I'm following up our phone conversation for document preparation for a Petition for Dissolution of Marriage with Children. As we discussed, my fee is $255 for the petition documents; and an additional $75 for the Parenting Plan. Please visit my site to learn more about my services – www.for-the-people-of-Florida.com – and you can submit payment on my site with a credit or debit card through paypal whenever you're ready.
Thank you for the opportunity to assist you.
In the signature of my email I include these words: I am not an attorney and do not provide legal advice. When a customer goes to my site he sees those words again. Before the customer submits payment he is required to click a box to acknowledge that he has read my disclaimer, disclosure, and site policies. Without clicking the box, he cannot arrive at the payment page. The disclaimer, disclosure and site policies are here - http://www.for-the-people-of-florida.com/disclaimer-and-disclosure.php
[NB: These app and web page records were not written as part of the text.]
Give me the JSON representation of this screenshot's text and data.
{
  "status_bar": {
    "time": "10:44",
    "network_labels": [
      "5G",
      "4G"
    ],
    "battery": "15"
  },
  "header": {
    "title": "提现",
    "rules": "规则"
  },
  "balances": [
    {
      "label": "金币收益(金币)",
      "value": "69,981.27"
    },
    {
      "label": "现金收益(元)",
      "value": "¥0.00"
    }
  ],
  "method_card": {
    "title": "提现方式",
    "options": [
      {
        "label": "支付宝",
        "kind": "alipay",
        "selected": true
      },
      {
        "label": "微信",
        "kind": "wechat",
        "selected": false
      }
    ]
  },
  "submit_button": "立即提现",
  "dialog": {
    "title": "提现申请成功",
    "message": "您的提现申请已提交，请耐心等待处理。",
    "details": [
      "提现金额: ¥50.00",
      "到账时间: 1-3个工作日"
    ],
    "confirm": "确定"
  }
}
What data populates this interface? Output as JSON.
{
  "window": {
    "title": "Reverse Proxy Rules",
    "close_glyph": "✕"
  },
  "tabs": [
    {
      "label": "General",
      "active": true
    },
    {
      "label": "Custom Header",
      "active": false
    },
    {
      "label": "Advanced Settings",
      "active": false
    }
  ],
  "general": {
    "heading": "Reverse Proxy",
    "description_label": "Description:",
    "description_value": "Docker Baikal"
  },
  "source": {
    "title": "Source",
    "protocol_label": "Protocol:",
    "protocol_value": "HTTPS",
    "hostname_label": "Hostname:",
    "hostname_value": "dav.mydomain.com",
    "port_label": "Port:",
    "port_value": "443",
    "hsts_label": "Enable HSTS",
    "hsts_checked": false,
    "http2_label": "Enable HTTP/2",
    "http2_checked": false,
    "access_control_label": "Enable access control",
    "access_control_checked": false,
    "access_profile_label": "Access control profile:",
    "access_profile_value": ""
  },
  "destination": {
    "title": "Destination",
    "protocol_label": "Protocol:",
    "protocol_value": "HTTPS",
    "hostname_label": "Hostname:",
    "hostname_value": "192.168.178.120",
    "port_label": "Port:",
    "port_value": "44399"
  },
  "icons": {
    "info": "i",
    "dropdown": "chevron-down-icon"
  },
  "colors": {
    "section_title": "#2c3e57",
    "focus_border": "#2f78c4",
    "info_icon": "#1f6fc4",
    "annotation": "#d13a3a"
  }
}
After the customer pays, I intake the information I need to prepare their documents. If the customer wants divorce documents prepared or any other type of family law documents prepared, I set up a phone appointment so that I can intake their information during a phone call. Forms for family law are on the Florida Supreme Court's site – www.flcourts.org – and the rule is that when a document preparer is using Florida Supreme Court approved forms, she can intake the information verbally. So that's what I do. Family law forms are nearly the only Florida Supreme Court approved forms in existence. Even forms for federal filings such as bankruptcy and immigration are not considered Florida Supreme Court approved forms.
I don't prepare forms for bankruptcy or immigration. I do, however, prepare other types of forms which are not Florida Supreme Court approved. I prepare documents for Early Termination of Probation, a few Expunge & Seal, Answers for civil court, and Summary Administration of Estate. For all of these I intake the customer's information in writing. Exactly how that works is the subject of another article which will be coming soon.
The reason I'm writing this series of articles is that I want to make it clear to consumers, potential customers, attorneys, and the Florida Bar exactly what I do. I also want everyone to understand why I do what I do. I am for the little guy. I am for the downtrodden. I am for the consumer who needs documents and hiring an attorney is out of the question. I am for justice.